Back at the boat we had breakfast and then did a few boat jobs. Keith was sorting the thermostat; he ran the engine for a couple of hours to see if he could get it to work properly but to no avail. The engine was running way to hot, so it meant stripping it down again and we will run her cold without the thermostat until we get back to Stone. I on the other hand did some baking, making a lemon cake and some chocolate crunchies. I also managed to make a few cards for birthdays and next Christmas. I love to recycle old cards and bits and bobs, to make brand new homemade cards. After that it was time for lunch and then an afternoon of movies. I was going to take a walk up to Church Lawton Church, but the weather is so cold and foul, I had second thoughts. Later we ran the generator for a while so I could have a shower, whilst I showered we did a bedding wash, the bedding will dry in the engine room. Because we are running the engine cold we have no hot water to hand so I have the kettles on both the back stove and the saloon stove to use for washing up and making drinks. It actually works well because if the kettle is already hot it takes less time to boil on the gas, so that helps us to save gas. I brought some logs in from the hold to burn on the salon stove, although to begin with the wind was blowing so much, it was blowing the smoke back down the chimney and out into the saloon (cough, cough). Burning logs saves on coal, even though we have a hold full, the more we can save the better. Logs are easy to find because when BW cut back trees and bushes they usually leave the logs for boaters to pick up along the way. We have a chain saw and an axe for anything to big.

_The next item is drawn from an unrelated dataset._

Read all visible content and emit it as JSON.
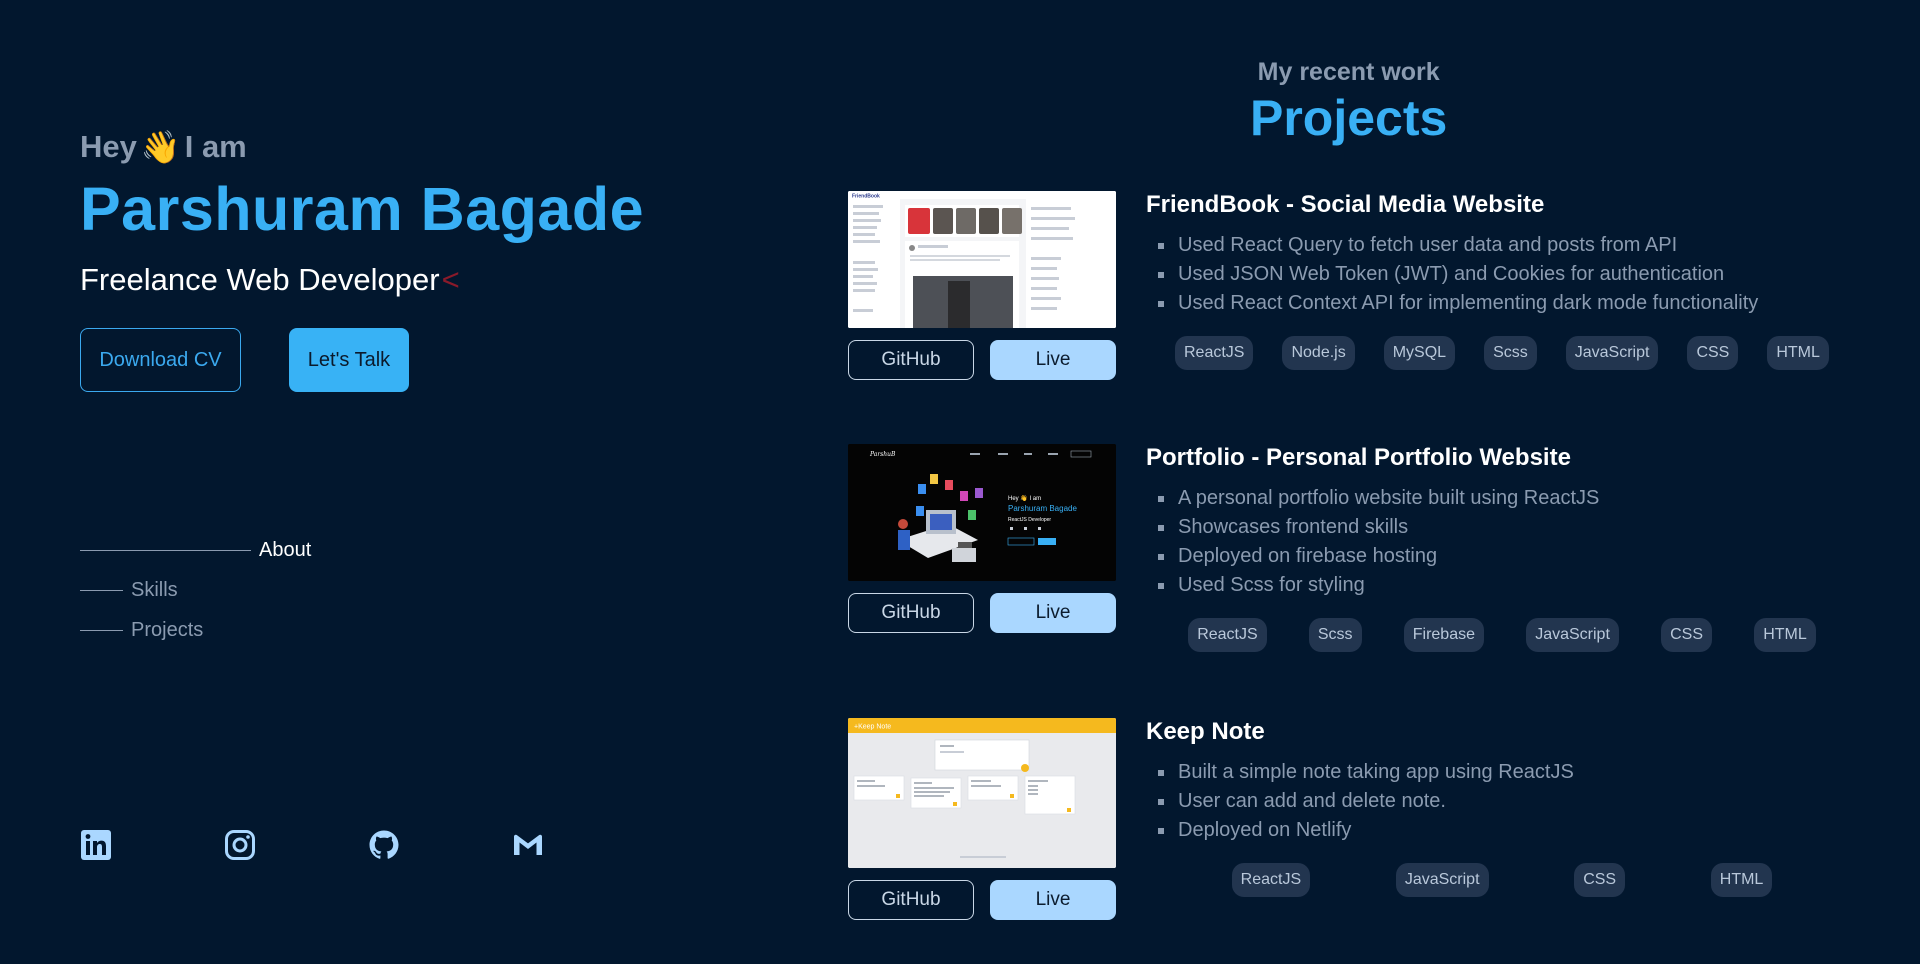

Our first week out over and it had been fantastic. Stay tuned for week two.